However, what happened next was anything but simple. Daylight flooded Bartimaeus’ eyes. The sounds of the crowd faded as Bartimaeus began to see shapes mold into real people. The shadows became faces. Black and white morphed into colors. And all those people nearby so accustomed to looking upon Bartimaeus with shame and pity? They were suddenly incredulous, staring back and forth at Jesus and then at Bartimaeus…
It is a heartwarming story. But the real point of the story is easy to lose track of. Yes, Bartimaeus was healed and his dream of seeing came to fruition. At the end of the day, though, this story is really about Jesus telling Bartimaeus to go, knowing his faith has made him well. And Bartimaeus deciding that he wanted to stay.
Jesus of Nazareth set Bartimaeus free by opening his eyes and inviting him to go his own way. So he could do the things he wanted to do for so long. When he wanted to do them. Yet Bartimaeus chose to stay and not to leave. Instead of using his newly restored eyesight to go out on his own, Bartimaeus chose to use his newly restored eyesight to follow the one who healed him. In other words, Bartimaeus decided to us his eyes not to serve his own purposes but to serve others in the name of Jesus…
Years later, the disciples would tell the story of Bartimaeus with a chuckle and a wink of their eyes. Knowing full well all the times when they were unable to see who Jesus was and what Jesus was trying to do in the world. The disciples missed seeing the real Jesus time and again in the Gospels, even when he was standing right in front of them. And here Bartimaeus the blind man knew exactly who the real Jesus was both before and after he was healed…
Bartimaeus stayed and soon followed Jesus on the way. Even when Jesus went to Jerusalem. Even when Jesus died on the cross. Even when most people had abandoned Jesus and turned their gaze away from him. Even when Jesus rose from the empty tomb and appeared to people who still doubted him and still could not see who he was. Bartimaeus stayed.
Two thousand years later, you and I tell the story of Bartimaeus to this day for the same reasons. Because seeing is hard work. We all have our blind spots. We all have things we’d rather not notice. We can all remember times when we turned away and averted our gaze because it was easier to pretend no one was there and nothing was happening.

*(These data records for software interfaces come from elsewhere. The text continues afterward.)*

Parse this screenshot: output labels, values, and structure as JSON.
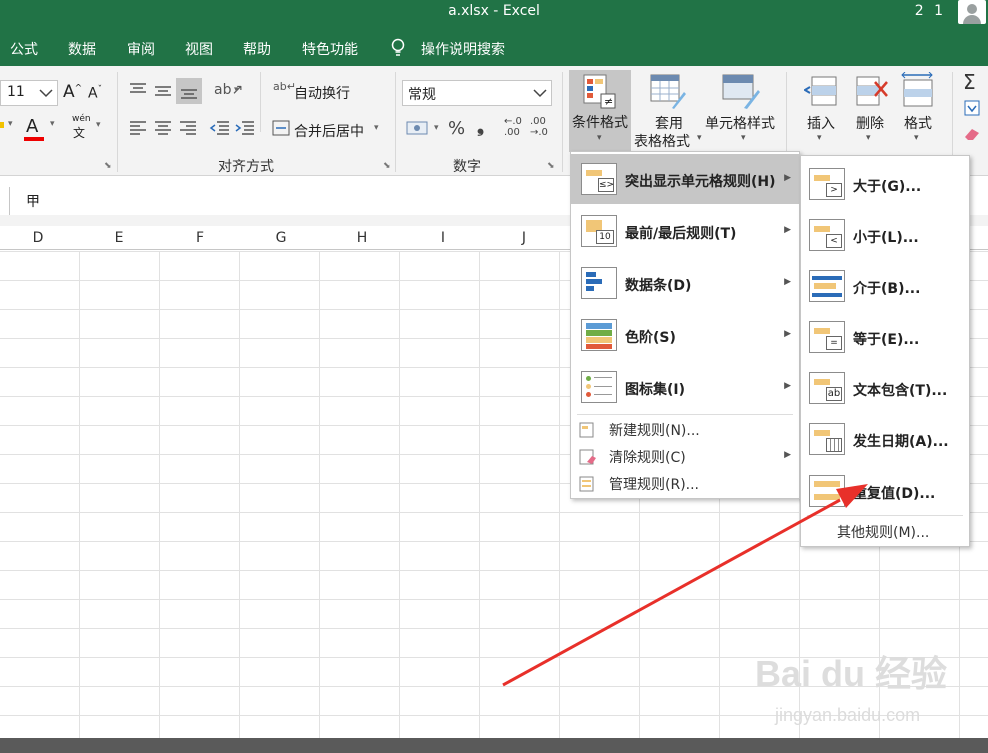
{
  "window": {
    "title": "a.xlsx  -  Excel",
    "user_number": "2 1"
  },
  "menubar": {
    "items": [
      "公式",
      "数据",
      "审阅",
      "视图",
      "帮助",
      "特色功能",
      "操作说明搜索"
    ]
  },
  "ribbon": {
    "font_size": "11",
    "wrap_text": "自动换行",
    "merge_center": "合并后居中",
    "align_group": "对齐方式",
    "number_format": "常规",
    "number_group": "数字",
    "percent": "%",
    "comma": "❟",
    "cond_format": "条件格式",
    "table_format_1": "套用",
    "table_format_2": "表格格式",
    "cell_style": "单元格样式",
    "insert": "插入",
    "delete": "删除",
    "format": "格式",
    "wen": "wén",
    "wen_char": "文",
    "dec_inc": "←.0\n.00",
    "dec_dec": ".00\n→.0"
  },
  "formula_bar": {
    "content": "甲"
  },
  "columns": [
    "D",
    "E",
    "F",
    "G",
    "H",
    "I",
    "J"
  ],
  "cond_menu": {
    "items": [
      {
        "label": "突出显示单元格规则(H)"
      },
      {
        "label": "最前/最后规则(T)",
        "icon_text": "10"
      },
      {
        "label": "数据条(D)"
      },
      {
        "label": "色阶(S)"
      },
      {
        "label": "图标集(I)"
      }
    ],
    "small_items": [
      {
        "label": "新建规则(N)..."
      },
      {
        "label": "清除规则(C)"
      },
      {
        "label": "管理规则(R)..."
      }
    ]
  },
  "sub_menu": {
    "items": [
      {
        "label": "大于(G)...",
        "icon_text": ">"
      },
      {
        "label": "小于(L)...",
        "icon_text": "<"
      },
      {
        "label": "介于(B)..."
      },
      {
        "label": "等于(E)...",
        "icon_text": "="
      },
      {
        "label": "文本包含(T)...",
        "icon_text": "ab"
      },
      {
        "label": "发生日期(A)..."
      },
      {
        "label": "重复值(D)..."
      }
    ],
    "more": "其他规则(M)..."
  },
  "watermark": {
    "text": "Bai du 经验",
    "sub": "jingyan.baidu.com"
  },
  "colors": {
    "excel_green": "#217346",
    "arrow_red": "#e8302a",
    "highlight_gray": "#c6c6c6"
  }
}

But God needs people like you and me whose vision is courageous and whose hearts are trained to see the world through a lens of compassion and service and dedication. God needs people like you and me who are willing to see the world through the eyes of Jesus. God needs more people willing to be like Bartimaeus and fall in with every person who chooses to walk in Jesus’ footsteps. Amen.